Portland police Sgt. Bret Barnum said he approached Devonte “not as a police officer, but just a human being” when he saw him crying. Devonte seemed hesitant to talk at first, but Barnum said he broke the ice by talking about life, travel and summer vacations before asking for a hug.
“The situation itself is something police officers do every day when they go out on the street and make citizen contacts,” Barnum told CNN.
The Oregonian newspaper was the first media outlet to publish the photo by 20-year-old freelance photographer Johnny Nguyen.
Nguyen told CNN he attended the rally just to take pictures for himself. Then he saw the exchange between the officer and the boy.
“I thought, what a great scene,” Nguyen said. “A powerful scene. A scene with a message that needed to be communicated. A scene of coming together.”

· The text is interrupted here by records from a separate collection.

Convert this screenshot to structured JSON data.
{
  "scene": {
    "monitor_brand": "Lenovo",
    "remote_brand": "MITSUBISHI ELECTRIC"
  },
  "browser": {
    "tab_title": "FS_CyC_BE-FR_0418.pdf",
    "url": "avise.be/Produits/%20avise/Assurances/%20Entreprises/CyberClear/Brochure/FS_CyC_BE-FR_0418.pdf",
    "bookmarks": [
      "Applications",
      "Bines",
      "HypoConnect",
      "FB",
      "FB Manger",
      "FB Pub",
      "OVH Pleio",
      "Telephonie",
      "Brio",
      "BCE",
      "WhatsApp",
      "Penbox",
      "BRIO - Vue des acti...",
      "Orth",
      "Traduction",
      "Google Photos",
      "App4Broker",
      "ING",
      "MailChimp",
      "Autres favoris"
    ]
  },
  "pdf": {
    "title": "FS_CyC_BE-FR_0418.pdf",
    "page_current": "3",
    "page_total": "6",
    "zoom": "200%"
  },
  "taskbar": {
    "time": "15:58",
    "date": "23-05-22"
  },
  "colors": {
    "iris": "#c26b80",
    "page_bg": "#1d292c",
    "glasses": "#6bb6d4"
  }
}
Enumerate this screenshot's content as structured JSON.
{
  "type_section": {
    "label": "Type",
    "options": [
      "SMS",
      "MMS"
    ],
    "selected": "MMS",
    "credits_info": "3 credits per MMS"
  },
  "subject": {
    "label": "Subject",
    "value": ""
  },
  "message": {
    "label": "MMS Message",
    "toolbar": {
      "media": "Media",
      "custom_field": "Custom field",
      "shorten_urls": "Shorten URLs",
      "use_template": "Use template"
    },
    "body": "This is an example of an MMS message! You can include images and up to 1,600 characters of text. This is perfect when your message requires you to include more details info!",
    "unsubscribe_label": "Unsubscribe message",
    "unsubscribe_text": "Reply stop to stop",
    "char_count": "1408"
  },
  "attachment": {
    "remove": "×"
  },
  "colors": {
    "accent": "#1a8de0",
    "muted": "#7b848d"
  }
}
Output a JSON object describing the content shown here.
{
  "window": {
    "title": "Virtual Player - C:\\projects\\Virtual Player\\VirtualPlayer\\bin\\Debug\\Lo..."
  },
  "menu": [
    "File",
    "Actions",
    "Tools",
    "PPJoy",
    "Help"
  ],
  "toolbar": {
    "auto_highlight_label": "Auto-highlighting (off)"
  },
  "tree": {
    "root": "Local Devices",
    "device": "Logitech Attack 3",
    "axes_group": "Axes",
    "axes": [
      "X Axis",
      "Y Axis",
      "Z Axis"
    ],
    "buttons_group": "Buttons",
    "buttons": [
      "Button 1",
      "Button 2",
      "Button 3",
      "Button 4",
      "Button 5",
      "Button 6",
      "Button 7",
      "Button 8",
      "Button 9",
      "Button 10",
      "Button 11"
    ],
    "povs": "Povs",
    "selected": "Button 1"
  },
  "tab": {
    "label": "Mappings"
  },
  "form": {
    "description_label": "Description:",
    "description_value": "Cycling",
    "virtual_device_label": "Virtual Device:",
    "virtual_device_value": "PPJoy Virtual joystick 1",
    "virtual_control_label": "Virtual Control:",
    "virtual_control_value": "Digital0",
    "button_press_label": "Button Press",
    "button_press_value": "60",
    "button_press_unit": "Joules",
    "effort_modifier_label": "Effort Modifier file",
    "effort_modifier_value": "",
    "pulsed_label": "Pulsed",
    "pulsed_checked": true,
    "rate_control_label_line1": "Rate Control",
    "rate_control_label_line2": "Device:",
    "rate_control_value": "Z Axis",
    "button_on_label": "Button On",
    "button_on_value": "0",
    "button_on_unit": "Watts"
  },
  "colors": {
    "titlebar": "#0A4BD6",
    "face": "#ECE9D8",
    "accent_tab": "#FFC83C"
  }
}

CNN’s Emanuella Grinberg, AnneClaire Stapleton and Brian Todd contributed to this report.